Rumsfeld's war coalition? Blink and you might miss it
WASHINGTON—It was no surprise yesterday that somebody finally asked U.S. Defence Secretary Donald Rumsfeld about the invisible coalition partners.
Coalition partners? What coalition partners? a reporter in effect asked at yesterday's Pentagon briefing.
For half an hour, Rumsfeld and U.S. Army Gen. Tommy Franks talked about waging war alongside Washington's military allies against Iraq's Saddam Hussein.
"The coalition forces will prevail," Rumsfeld said repeatedly.
Yes, Bulgaria committed 150 non-combat troops. Croatia is allowing U.S. warplanes en route to Iraq to refuel. And Lithuania has opened its airspace.
But, other than a hefty 28,000-strong British force already on site in Kuwait, limited co-operation from Washington's Gulf State allies and a decision by Australia to send 150 members of its Special Air Service unit and a squadron of F-18s ... what?"Yes," agreed Rumsfeld. "The coalition is difficult to perceive."
But he argued that, with the U.S. resolution calling for force against Saddam stalled at the Security Council, no decision has been taken to declare war.
Nations are waiting to "make their judgments" based on concrete decisions to launch an assault against the Iraqi regime, he said.
"A large and growing number of countries has said to us that they want to participate," Rumsfeld insisted.
It's clear that many countries want to wait and see if the U.N. Security Council sanctions an attack on Iraq, a move that will supposedly make it easier on everyone, including Canadian Prime Minister Jean Chrétien. Such authorization forged a strong coalition during the 1991 Persian Gulf War.
For the time being, Canada has sent military planners to Qatar but refused to make a commitment of ground troops to an Iraq campaign.
However, Canadian troops are spelling Iraqi-bound U.S. soldiers in Afghanistan.
"Having made the substantial commitment to Afghanistan, we will not be in a position to send substantial troops for a year or more to any other country," Defence Minister John McCallum recently told the House of Commons.
Retired general Lewis MacKenzie, former commander of U.N. peacekeepers in Bosnia, told the Star last night Rumsfeld's political problem might actually be a boon to Persian Gulf theatre-of-operations commander Franks.
"The political leadership wants to have as big a coalition as possible and that's what they are going for," said MacKenzie.
"But I think Tommy Franks would be quite happy with fewer (coalition) forces — he needs just enough troops to execute his plan," he said, adding that the more coalition troops are brought into the mix, the more complicated the command.
"(For the military) when you put together a coalition, you want it as small as possible," he said. "The political leadership wants as many people as they can enlist for the sake of international public opinion.
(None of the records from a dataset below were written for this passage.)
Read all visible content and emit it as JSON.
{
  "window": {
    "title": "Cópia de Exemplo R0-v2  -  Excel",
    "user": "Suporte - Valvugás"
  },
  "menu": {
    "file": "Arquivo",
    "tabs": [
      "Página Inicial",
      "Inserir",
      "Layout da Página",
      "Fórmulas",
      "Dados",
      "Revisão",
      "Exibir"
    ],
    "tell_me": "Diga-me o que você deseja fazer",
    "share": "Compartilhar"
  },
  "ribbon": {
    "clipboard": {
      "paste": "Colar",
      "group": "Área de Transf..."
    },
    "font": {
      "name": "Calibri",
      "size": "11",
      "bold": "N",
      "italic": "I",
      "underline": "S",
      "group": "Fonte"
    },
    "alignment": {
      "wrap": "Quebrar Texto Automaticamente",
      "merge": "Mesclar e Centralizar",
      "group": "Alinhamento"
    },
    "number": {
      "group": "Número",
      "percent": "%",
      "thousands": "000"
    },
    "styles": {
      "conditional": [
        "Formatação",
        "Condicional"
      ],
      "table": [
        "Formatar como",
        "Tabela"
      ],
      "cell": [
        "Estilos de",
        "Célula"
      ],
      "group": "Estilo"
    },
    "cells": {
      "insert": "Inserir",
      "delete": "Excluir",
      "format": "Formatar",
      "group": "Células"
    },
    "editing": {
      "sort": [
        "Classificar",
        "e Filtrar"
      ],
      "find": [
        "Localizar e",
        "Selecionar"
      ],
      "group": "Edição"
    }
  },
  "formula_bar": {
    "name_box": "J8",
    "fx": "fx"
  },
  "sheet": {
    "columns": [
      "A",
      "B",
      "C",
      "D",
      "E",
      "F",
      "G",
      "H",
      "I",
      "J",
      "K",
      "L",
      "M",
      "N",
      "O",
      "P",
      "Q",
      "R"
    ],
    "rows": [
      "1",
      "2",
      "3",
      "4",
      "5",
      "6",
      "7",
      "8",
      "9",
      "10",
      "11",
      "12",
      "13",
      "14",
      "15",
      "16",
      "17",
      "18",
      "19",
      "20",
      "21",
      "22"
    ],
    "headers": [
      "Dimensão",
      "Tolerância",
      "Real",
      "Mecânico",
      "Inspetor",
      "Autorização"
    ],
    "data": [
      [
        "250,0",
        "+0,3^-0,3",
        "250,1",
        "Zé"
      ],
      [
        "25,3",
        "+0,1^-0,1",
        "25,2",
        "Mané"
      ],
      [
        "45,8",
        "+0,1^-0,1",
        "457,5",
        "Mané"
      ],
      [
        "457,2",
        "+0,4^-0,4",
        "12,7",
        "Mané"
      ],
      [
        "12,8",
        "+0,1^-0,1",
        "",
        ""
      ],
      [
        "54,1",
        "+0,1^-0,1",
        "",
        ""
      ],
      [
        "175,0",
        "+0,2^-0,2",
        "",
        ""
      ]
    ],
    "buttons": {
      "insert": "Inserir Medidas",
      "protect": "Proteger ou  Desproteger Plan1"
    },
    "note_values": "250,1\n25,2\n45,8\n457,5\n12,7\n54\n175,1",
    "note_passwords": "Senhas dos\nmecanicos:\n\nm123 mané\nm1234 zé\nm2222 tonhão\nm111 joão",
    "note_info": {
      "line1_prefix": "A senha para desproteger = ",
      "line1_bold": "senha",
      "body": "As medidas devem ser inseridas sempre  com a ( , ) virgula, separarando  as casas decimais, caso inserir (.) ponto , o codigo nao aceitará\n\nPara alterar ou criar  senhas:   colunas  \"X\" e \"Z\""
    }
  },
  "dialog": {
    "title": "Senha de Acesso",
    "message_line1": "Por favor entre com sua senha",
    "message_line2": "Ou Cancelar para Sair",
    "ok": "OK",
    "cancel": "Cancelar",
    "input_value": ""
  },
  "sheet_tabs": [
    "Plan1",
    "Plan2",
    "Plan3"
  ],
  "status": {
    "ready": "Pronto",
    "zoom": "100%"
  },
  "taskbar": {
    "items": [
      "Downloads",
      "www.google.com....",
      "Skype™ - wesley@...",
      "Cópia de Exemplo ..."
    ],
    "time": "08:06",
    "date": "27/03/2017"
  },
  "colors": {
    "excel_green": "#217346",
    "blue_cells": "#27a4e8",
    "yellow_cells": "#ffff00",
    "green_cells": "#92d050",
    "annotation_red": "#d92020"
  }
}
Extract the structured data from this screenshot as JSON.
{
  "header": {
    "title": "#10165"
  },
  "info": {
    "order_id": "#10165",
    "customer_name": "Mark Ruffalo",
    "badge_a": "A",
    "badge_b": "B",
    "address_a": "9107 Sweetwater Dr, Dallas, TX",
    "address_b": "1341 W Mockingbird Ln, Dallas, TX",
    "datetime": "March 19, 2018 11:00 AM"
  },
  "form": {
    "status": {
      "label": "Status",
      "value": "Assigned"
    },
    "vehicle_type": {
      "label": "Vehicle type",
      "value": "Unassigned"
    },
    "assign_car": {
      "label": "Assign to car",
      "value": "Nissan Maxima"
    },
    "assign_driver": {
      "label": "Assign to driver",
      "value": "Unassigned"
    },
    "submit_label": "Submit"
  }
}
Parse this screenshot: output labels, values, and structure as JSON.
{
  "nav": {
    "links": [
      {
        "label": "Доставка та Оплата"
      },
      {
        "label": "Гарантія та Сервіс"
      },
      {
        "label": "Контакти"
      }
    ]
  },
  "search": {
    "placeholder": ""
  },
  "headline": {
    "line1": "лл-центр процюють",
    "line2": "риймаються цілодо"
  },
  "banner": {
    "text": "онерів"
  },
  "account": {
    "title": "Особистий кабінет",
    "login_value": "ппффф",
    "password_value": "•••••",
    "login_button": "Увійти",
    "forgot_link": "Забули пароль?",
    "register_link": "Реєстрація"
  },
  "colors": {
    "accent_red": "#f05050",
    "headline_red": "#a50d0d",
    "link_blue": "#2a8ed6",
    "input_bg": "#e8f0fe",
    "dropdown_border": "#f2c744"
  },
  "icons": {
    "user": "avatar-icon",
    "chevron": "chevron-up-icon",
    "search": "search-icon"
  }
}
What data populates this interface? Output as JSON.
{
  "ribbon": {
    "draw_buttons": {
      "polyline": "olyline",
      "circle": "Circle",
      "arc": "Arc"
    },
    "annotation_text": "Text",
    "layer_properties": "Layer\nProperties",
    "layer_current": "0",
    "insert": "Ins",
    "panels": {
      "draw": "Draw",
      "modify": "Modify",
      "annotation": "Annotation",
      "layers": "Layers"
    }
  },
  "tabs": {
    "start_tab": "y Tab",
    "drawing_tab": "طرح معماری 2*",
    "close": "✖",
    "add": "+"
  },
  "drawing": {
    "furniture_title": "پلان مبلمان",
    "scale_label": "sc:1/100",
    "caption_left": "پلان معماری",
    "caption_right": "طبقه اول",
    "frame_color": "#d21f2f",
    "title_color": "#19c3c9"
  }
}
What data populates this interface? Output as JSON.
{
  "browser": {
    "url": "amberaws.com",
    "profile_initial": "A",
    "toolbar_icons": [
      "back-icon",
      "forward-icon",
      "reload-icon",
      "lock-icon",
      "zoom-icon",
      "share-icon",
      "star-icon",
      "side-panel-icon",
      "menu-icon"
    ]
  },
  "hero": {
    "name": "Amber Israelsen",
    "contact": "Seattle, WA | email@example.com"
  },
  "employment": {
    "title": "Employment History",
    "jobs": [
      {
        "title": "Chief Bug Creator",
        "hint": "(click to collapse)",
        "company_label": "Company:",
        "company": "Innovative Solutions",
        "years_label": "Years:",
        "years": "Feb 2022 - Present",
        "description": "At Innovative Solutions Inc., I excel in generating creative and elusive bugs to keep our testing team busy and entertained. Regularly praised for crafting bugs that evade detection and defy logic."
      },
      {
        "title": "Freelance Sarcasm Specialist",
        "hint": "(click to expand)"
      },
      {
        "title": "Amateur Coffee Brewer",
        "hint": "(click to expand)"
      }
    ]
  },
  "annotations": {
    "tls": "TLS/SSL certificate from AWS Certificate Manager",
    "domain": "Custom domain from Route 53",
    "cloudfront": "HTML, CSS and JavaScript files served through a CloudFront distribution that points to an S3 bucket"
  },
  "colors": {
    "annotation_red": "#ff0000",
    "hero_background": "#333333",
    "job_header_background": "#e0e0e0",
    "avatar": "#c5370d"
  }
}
"It's not really a battle between the military and the politicians, but for the military, a big coalition is an irritant."
Interestingly, MacKenzie was to deliver a lecture this week at Alabama's Maxwell Air Base on the challenges of military coalition forces.
Scheduled to be delivered to the joint flying officers war-fighting course, it was cancelled at the last minute.
Sort of like Rumsfeld's coalition.